◆ **To do**:
Read the records below and copy each line that contains "Ctrl".
• • •
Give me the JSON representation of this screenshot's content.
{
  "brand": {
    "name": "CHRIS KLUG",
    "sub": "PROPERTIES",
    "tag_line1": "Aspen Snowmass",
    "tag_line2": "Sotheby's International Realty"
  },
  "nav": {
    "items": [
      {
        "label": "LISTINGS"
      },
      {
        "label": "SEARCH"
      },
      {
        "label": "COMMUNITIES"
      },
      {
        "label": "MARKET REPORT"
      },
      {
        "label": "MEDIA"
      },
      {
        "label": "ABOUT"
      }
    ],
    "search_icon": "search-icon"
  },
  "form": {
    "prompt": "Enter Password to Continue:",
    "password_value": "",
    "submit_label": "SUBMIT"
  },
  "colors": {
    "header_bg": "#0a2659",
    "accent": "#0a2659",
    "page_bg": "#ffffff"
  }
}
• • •
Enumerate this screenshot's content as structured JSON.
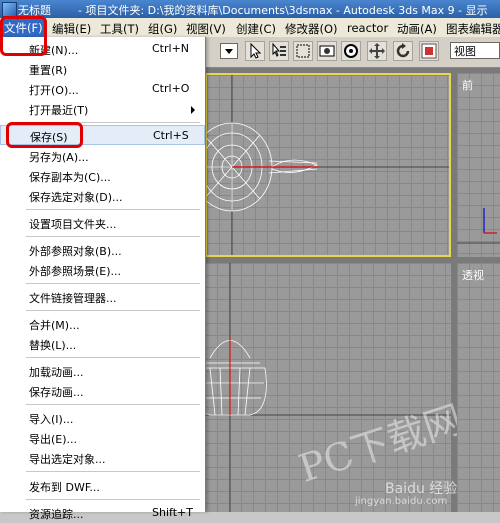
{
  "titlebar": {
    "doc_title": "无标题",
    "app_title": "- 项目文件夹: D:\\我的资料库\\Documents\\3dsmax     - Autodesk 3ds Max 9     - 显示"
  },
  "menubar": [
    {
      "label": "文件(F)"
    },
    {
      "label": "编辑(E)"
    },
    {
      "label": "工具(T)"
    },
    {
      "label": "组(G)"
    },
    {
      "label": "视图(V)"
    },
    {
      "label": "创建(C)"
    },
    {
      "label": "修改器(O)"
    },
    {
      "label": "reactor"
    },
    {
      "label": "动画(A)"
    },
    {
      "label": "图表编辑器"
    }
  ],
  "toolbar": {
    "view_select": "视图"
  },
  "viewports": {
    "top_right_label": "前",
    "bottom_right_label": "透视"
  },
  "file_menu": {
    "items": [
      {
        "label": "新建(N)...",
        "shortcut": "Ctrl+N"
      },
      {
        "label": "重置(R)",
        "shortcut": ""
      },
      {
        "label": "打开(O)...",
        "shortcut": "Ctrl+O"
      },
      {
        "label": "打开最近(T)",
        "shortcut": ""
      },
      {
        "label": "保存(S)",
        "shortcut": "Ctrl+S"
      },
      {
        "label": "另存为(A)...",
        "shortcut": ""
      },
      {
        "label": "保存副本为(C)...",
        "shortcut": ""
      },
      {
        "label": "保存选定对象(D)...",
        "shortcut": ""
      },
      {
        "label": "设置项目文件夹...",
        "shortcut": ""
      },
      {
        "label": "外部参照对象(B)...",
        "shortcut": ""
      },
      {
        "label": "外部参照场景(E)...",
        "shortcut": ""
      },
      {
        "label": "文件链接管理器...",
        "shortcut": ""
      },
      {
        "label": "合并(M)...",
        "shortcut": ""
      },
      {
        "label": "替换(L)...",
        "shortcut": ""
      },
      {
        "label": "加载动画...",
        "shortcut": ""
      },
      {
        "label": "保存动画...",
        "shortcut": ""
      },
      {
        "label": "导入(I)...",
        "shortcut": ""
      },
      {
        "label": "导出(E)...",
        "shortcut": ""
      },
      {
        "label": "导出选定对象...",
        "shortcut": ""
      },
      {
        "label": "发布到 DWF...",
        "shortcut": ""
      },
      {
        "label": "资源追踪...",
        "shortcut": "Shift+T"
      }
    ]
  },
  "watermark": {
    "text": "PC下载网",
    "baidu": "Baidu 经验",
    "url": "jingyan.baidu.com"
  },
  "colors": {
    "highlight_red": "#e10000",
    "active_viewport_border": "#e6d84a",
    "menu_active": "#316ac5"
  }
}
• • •
◆ **Exercise result**:
        "shortcut": "Ctrl+N"
        "shortcut": "Ctrl+O"
        "shortcut": "Ctrl+S"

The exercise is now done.